What you need to do :: Count every line of these entries that holds the word "математиката", and reply with the number only.

Data shown ::
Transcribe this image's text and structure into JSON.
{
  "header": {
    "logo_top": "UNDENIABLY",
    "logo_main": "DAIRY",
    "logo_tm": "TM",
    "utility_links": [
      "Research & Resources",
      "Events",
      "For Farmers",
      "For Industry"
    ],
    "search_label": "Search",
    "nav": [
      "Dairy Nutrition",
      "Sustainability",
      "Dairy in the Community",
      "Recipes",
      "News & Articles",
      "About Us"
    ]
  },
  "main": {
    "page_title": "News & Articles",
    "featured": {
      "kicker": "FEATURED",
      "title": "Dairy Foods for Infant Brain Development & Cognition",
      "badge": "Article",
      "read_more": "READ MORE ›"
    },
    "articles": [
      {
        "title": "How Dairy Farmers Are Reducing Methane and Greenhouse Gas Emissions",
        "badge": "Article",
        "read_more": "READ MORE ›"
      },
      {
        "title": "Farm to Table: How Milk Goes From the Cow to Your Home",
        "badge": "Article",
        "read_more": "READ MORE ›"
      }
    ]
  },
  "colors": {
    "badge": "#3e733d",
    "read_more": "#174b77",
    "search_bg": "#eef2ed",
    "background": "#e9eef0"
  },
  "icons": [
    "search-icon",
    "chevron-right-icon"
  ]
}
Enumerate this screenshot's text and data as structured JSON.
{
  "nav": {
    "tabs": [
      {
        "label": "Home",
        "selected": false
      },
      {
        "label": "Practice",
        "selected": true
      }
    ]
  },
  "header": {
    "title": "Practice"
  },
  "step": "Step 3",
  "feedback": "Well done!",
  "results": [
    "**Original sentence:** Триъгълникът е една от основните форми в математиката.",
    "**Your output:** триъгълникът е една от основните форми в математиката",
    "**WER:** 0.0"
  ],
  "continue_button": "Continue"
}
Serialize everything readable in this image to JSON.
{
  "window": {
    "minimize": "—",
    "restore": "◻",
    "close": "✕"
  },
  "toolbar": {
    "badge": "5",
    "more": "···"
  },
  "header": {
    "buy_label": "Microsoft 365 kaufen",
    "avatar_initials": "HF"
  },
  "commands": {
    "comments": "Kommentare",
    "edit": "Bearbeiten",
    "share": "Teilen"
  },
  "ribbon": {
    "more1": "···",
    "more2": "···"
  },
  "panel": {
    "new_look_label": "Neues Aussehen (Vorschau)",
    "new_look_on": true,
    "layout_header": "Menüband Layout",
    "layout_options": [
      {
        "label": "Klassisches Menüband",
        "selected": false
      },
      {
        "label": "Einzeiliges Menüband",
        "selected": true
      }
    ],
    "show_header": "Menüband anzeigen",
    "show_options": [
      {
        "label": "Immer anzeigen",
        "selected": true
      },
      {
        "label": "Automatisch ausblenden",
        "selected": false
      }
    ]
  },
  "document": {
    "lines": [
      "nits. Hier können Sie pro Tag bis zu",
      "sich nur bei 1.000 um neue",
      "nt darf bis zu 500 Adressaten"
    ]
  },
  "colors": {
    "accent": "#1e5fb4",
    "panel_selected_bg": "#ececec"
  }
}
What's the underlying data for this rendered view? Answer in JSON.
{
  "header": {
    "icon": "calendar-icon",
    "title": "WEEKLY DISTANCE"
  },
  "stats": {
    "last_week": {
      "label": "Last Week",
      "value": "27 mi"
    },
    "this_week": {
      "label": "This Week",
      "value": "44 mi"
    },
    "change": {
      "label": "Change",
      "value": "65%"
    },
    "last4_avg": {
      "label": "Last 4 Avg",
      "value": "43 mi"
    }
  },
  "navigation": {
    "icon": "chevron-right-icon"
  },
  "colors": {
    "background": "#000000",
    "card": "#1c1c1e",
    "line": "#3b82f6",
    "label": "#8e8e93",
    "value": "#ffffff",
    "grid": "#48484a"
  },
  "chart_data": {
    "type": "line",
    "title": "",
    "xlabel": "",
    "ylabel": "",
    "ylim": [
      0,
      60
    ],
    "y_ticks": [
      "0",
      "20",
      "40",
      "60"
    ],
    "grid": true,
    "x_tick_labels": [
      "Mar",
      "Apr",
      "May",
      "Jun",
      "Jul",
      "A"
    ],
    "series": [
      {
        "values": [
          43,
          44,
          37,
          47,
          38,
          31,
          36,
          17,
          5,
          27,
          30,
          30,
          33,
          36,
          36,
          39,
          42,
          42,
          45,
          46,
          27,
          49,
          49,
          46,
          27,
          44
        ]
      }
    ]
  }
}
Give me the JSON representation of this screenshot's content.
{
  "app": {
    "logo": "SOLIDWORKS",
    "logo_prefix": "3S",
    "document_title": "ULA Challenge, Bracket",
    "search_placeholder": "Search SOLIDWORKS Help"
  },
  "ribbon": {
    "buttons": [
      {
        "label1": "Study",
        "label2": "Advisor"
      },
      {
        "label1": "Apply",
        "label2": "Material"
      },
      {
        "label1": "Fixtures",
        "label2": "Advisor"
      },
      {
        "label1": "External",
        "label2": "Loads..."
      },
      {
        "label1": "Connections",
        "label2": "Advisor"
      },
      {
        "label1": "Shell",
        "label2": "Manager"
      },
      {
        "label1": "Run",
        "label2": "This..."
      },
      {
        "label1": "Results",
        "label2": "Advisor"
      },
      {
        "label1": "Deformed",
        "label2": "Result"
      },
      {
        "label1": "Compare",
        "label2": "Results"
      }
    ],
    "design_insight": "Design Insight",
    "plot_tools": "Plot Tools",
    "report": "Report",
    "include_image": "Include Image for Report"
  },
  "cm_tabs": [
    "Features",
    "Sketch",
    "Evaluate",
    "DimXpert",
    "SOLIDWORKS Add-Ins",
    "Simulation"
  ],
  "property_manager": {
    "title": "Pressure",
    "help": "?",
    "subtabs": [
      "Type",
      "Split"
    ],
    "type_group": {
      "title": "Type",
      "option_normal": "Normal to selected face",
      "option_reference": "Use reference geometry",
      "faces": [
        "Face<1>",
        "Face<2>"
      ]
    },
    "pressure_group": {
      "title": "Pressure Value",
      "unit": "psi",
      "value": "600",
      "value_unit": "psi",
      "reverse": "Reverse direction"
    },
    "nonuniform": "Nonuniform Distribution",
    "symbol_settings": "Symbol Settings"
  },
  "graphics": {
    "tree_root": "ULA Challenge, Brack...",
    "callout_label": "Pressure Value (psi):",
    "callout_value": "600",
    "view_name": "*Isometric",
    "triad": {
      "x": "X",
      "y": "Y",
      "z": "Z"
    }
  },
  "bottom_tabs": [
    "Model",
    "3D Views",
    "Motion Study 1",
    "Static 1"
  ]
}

Written reply :: 2